When Shirley was first received into the care of the Cameron family, it had been planned for this to be a temporary placement. As she was only 4 years old the Local Authority had their sights on placing Shirley for adoption to find her forever family. Shirley has a diagnosis of autism and at this stage of her life, it was not possible to ascertain her future developmental needs.
When she came into our care Shirley did not walk, even though she was 4 years old. She was still in nappies and ate only jars of baby food and bottles of milk. Most important of all, she was unable to communicate with others. The Cameron family and their two daughters aged 7 & 10 were unsure of how they would support her as they felt they were not skilled in looking after a young person whose needs were so unpredictable.

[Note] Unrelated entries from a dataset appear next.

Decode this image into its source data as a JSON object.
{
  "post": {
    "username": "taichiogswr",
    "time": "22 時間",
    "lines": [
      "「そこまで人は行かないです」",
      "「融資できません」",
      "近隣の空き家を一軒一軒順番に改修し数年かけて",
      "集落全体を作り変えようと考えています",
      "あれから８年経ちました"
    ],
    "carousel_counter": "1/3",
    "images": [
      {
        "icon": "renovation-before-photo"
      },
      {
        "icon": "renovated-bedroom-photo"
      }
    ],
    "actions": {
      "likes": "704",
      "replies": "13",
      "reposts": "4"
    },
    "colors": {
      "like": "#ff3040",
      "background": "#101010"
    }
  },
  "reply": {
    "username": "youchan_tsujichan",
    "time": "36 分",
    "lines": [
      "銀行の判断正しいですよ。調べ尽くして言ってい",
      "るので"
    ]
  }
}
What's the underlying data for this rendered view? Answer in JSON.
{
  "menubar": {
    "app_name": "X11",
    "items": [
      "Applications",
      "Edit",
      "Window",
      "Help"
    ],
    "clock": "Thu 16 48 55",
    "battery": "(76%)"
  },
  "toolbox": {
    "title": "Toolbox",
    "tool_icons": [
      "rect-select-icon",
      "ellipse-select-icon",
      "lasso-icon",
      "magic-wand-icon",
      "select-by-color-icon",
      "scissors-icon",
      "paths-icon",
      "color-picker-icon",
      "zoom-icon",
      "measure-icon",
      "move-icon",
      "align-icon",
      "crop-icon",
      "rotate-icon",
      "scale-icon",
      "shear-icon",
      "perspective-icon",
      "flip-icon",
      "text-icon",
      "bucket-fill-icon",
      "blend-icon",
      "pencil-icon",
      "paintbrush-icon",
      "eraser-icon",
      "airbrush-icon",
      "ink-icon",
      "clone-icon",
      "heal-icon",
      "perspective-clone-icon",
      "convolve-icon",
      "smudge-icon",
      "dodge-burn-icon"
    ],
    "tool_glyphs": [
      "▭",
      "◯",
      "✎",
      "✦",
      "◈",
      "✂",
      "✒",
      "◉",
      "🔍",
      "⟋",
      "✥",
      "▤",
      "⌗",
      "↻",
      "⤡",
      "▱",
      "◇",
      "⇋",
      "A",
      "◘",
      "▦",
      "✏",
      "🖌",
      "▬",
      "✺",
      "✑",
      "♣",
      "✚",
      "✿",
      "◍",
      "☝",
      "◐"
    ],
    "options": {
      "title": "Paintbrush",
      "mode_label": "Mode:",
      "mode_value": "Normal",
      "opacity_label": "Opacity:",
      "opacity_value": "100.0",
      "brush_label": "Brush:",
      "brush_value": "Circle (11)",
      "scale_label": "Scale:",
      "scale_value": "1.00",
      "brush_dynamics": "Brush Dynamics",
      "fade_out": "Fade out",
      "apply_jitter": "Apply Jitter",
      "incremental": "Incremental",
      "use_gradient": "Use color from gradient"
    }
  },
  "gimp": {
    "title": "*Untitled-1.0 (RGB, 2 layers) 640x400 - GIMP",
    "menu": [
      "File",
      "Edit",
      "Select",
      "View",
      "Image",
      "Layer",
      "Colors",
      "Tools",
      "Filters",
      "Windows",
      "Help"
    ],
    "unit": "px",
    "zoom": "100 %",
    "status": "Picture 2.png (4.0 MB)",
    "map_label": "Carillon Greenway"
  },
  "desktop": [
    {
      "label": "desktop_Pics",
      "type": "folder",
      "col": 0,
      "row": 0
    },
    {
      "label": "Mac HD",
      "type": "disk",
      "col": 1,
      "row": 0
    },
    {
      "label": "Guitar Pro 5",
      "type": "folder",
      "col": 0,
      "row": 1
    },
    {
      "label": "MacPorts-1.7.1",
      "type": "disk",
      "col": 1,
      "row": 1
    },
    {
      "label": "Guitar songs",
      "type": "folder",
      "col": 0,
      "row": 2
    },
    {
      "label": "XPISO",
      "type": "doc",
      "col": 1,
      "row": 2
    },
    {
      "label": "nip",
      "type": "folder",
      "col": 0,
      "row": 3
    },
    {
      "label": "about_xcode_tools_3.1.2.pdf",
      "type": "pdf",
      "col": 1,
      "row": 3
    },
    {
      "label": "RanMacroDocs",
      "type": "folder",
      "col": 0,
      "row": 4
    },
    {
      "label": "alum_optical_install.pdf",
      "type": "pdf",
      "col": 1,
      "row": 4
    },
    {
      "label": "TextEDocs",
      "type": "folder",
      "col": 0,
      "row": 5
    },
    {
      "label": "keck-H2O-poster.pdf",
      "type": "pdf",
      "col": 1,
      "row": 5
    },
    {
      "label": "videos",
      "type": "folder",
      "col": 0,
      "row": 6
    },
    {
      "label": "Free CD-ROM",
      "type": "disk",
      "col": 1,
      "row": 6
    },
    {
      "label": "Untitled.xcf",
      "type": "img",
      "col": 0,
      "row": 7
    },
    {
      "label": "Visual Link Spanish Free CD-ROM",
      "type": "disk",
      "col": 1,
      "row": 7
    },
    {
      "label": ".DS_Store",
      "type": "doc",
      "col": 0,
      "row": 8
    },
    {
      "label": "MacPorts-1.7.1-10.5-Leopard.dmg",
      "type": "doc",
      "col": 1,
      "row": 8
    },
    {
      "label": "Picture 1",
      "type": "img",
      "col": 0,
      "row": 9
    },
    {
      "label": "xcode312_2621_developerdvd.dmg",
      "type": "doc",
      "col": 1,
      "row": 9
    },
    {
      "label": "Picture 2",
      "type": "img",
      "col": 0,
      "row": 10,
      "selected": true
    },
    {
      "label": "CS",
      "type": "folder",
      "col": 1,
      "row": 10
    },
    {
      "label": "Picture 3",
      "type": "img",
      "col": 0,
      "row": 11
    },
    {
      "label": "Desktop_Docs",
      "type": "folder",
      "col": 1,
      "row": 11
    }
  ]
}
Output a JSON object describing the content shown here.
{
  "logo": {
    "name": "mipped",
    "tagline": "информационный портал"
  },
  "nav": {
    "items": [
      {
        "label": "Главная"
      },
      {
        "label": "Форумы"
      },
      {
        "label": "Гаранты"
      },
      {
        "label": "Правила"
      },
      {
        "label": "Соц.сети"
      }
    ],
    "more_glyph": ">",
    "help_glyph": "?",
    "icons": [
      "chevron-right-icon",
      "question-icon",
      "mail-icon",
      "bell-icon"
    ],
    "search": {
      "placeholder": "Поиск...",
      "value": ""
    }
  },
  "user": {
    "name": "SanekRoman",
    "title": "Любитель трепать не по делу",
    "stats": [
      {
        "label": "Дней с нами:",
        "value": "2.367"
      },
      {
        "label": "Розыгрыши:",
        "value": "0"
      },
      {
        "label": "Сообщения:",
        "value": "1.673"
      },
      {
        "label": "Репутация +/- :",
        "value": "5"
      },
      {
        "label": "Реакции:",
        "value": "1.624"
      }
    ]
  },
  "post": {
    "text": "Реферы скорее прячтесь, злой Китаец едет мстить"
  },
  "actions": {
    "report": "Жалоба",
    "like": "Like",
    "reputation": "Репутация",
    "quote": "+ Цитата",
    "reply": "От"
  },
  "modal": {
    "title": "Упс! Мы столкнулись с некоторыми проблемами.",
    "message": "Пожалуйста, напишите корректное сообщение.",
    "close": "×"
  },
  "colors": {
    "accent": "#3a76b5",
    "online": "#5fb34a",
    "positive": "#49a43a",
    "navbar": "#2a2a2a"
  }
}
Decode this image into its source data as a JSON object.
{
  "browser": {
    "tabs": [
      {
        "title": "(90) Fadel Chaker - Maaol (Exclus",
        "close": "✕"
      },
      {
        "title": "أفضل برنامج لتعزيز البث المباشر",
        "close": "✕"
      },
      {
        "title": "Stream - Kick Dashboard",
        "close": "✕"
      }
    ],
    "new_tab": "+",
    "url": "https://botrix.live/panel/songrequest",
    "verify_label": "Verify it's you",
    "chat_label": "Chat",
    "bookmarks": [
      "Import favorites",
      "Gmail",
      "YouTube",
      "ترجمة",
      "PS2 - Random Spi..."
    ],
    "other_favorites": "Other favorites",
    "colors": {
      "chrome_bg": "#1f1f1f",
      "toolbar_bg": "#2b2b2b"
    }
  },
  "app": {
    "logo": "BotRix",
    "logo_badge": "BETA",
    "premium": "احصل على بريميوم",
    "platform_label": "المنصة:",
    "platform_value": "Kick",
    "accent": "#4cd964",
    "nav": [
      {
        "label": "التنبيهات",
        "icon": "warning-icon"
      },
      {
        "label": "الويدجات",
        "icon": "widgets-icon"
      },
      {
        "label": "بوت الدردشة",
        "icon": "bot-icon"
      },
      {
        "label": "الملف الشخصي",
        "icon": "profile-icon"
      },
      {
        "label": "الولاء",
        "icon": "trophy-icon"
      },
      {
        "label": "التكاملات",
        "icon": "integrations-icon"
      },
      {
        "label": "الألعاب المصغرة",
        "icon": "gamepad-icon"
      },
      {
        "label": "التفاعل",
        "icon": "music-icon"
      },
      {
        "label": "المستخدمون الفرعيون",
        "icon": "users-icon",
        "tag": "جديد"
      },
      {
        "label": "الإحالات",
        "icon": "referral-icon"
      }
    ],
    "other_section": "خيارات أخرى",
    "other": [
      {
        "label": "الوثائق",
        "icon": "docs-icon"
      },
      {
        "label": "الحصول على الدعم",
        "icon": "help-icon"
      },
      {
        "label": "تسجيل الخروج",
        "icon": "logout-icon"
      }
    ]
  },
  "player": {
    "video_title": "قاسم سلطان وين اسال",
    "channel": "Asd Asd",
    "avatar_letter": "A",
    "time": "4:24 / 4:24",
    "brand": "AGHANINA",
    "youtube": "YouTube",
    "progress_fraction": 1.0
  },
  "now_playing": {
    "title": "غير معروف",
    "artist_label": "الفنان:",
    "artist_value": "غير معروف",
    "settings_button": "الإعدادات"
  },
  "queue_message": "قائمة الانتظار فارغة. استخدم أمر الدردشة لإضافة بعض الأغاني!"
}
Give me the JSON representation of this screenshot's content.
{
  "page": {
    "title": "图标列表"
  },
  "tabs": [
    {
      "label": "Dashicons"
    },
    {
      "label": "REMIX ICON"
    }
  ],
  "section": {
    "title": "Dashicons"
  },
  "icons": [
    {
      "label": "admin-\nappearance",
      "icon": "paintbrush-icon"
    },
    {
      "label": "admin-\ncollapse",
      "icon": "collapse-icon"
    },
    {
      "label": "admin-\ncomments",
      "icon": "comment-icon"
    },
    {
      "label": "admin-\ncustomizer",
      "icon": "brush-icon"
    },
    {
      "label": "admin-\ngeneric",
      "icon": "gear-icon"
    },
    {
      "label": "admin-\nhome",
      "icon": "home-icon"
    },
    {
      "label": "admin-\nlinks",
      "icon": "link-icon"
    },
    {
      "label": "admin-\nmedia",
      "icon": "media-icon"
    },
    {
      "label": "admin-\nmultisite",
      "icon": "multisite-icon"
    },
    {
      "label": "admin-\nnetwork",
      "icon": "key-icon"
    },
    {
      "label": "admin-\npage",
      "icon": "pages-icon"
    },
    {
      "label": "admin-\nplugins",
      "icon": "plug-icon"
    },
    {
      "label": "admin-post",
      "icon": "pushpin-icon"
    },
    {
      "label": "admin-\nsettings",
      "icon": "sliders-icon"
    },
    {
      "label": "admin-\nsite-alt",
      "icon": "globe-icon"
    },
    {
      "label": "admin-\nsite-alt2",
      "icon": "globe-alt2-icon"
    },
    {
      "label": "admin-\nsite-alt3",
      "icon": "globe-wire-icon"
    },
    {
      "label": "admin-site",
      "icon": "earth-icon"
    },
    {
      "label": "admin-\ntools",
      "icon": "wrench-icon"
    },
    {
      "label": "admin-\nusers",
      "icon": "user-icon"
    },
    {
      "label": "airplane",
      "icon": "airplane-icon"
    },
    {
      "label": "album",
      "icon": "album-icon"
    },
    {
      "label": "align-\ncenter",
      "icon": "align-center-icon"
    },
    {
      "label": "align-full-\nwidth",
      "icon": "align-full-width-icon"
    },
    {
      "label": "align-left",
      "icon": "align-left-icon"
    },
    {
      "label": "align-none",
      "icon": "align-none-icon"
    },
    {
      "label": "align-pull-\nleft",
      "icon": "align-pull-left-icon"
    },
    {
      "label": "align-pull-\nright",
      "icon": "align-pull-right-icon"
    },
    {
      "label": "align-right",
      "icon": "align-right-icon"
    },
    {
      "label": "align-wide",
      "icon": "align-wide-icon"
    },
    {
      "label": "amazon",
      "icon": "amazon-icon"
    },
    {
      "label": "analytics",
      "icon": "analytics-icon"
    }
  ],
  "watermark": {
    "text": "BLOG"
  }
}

However, discussions with their supervising social worker during the matching process gave them confidence that they could offer a nurturing and loving environment for Shirley, knowing they would be fully supported by all professionals in the team around the child.
Within the first three weeks of coming to stay with the family, they supported Shirley to walk. Through constant guidance and reassurance, she gained the confidence to leave her pushchair at home and now loves being outdoors, running around and walking for miles!
The Cameron family also supported Shirley onto solid foods by introducing them little by little. Shirley will now try any food and loves fruit. She has a healthy appetite and the family must be mindful as to what they leave on the worktops as Shirley can reach up and help herself!
In terms of communication, the family have worked extremely hard with Shirley and her speech and language therapists to bring on her communication skills. The family have learned how to use picture exchange cards for her to communicate with them. This enables Shirley to show a picture to the family of what she wants to do. Shirley has come on leaps and bounds in this area and can now use her picture cards to make small sentences such as “I want”. She is now counting her numbers, saying her alphabet and relating her letters to different items.
Because of the trusting bond Shirley has built with this family and the progress she has made in such a short time, especially for a little girl with autism, her social worker is now proceeding to obtain a permanence order for her to remain with this family until adulthood.